While that public view—shared by government agencies and medical trade associations—has been that vaccination plays no role in SUID, many parents whose healthy infants died shortly after being given multiple vaccines do not share that view.
1 National Institutes of Health. Research on Possible Causes of SIDS. Eunice Kennedy Shriver National Institute of Child Health and Human Development. Oct. 29, 2015.
2 Centers for Disease Control and Prevention. Sudden Unexpected Infant Death and Sudden Infant Death Syndrome. CDC.gov Feb. 8, 2016.
3 CDC. Sudden Unexpected Infant Death (SUID). CDC.gov Mar. 28, 2016.
4 NIH. Safe to Sleep: What Causes SIDS? Eunice Kennedy Shriver National Institute of Child Health and Human Development. Oct. 29, 2015.
5 American Academy of Pediatrics Task Force. Changing Concepts of Sudden Infant Death Syndrome: Implications for Infant Sleeping Environment and Sleep Position.
6 Matturri L, et al. Sudden Infant Death Following Hexavalent Vaccination: A Neuropathologic Study. Vol. 21, Issue 7, 2016.
7 Brogan K. Could this be Driving the Epidemic of Sudden Infant Death (SIDS)? July 2014.
8 Miller NZ, Goldman GS. Infant mortality rates regressed against number of vaccine doses routinely given: Is there a biochemical or synergistic toxicity? Hum Exp Toxicol September 2011.
9 CDC. Combination Vaccines. CDC April 2014.
10 CDC. Vaccine Safety: Sudden Infant Death Syndrome (SIDS). CDC.gov Aug. 28, 2015.
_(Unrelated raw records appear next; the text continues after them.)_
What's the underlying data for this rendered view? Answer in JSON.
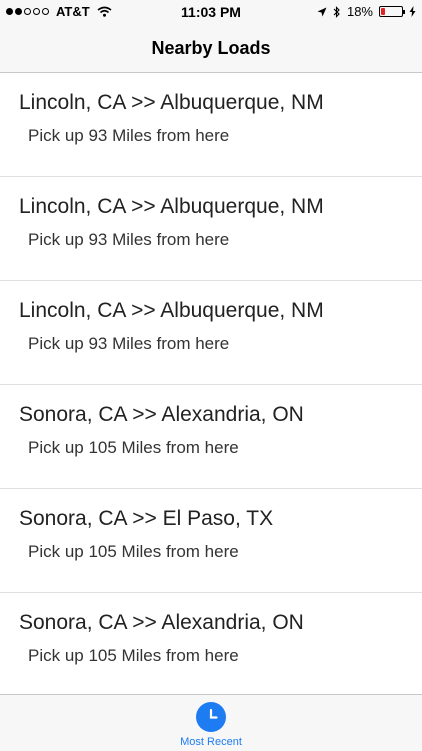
{
  "status_bar": {
    "carrier": "AT&T",
    "time": "11:03 PM",
    "battery_percent": "18%",
    "battery_level": 0.18,
    "signal_bars_filled": 2,
    "signal_bars_total": 5
  },
  "nav": {
    "title": "Nearby Loads"
  },
  "loads": [
    {
      "route": "Lincoln, CA >> Albuquerque, NM",
      "pickup": "Pick up 93 Miles from here"
    },
    {
      "route": "Lincoln, CA >> Albuquerque, NM",
      "pickup": "Pick up 93 Miles from here"
    },
    {
      "route": "Lincoln, CA >> Albuquerque, NM",
      "pickup": "Pick up 93 Miles from here"
    },
    {
      "route": "Sonora, CA >> Alexandria, ON",
      "pickup": "Pick up 105 Miles from here"
    },
    {
      "route": "Sonora, CA >> El Paso, TX",
      "pickup": "Pick up 105 Miles from here"
    },
    {
      "route": "Sonora, CA >> Alexandria, ON",
      "pickup": "Pick up 105 Miles from here"
    }
  ],
  "tab_bar": {
    "items": [
      {
        "label": "Most Recent",
        "icon": "clock-icon",
        "active": true
      }
    ]
  },
  "colors": {
    "accent": "#1e7cf2",
    "battery_low": "#e02424"
  }
}
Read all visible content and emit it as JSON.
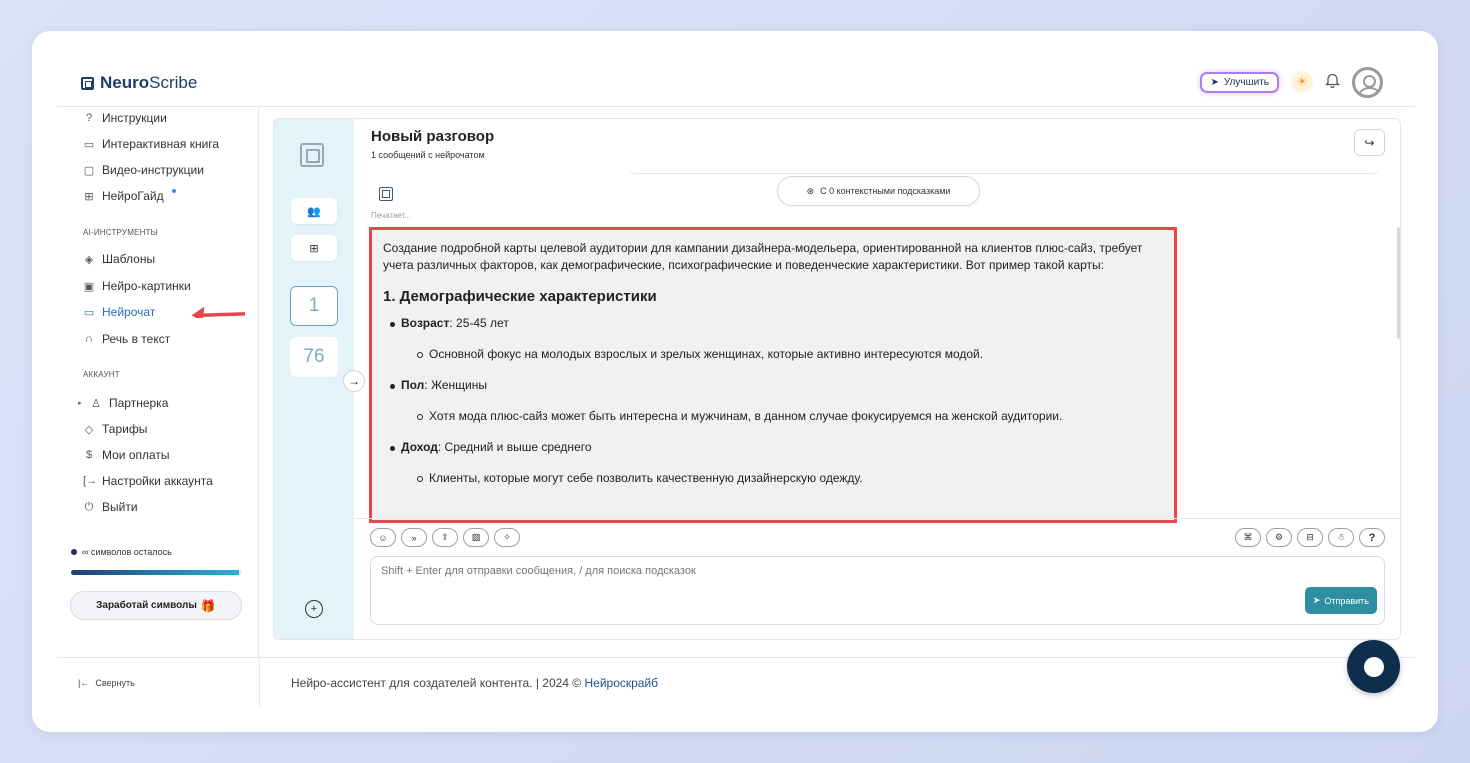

11 Pease AS et al. Swaddling and the Risk of Sudden Infant Death Syndrome: A Meta-analysis. Pediatrics May 2016.